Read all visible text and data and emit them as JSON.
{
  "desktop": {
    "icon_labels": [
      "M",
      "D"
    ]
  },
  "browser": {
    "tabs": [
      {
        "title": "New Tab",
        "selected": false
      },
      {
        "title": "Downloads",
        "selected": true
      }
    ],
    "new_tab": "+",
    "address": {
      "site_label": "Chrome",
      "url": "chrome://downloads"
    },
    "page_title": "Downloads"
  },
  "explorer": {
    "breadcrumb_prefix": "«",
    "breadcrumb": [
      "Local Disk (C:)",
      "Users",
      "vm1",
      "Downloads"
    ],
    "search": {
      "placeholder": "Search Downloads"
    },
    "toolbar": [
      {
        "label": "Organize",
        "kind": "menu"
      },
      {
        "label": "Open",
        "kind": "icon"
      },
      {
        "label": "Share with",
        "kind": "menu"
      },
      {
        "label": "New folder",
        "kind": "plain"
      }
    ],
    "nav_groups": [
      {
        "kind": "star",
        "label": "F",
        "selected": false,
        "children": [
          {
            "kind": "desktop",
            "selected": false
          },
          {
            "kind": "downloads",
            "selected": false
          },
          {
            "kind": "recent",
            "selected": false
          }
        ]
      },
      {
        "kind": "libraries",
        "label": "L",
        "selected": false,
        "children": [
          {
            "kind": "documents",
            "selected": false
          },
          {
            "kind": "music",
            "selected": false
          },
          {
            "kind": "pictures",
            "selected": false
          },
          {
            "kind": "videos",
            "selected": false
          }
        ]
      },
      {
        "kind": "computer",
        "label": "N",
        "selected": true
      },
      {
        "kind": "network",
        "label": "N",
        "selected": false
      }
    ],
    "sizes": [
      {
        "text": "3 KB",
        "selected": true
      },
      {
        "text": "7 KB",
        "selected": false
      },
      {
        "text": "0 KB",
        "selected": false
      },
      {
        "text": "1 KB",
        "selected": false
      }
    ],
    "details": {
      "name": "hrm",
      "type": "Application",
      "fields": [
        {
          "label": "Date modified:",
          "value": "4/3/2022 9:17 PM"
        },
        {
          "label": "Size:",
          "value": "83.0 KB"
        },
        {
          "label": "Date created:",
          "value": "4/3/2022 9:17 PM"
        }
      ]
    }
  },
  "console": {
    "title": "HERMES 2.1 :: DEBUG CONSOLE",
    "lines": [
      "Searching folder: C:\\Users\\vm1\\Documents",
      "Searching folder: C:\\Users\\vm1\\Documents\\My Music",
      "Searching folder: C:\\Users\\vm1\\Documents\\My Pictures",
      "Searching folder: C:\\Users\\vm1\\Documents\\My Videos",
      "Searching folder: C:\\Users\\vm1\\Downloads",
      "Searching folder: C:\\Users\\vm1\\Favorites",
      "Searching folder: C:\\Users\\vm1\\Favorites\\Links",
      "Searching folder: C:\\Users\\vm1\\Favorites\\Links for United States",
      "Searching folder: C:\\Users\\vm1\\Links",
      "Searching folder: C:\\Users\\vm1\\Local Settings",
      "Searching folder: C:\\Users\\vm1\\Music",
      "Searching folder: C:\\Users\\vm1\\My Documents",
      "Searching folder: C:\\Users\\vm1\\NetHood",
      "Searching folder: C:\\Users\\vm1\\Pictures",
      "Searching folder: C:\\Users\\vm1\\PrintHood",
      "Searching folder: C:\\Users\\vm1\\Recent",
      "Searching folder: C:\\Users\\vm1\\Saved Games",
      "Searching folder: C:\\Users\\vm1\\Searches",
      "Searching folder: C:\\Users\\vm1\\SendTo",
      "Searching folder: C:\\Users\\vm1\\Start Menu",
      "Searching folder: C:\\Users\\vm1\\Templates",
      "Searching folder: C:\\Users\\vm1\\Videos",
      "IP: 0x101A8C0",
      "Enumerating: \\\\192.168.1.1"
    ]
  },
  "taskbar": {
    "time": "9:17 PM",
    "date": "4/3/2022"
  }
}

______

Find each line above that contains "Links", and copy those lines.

OUTPUT FOR THIS TASK.
      "Searching folder: C:\\Users\\vm1\\Favorites\\Links",
      "Searching folder: C:\\Users\\vm1\\Favorites\\Links for United States",
      "Searching folder: C:\\Users\\vm1\\Links",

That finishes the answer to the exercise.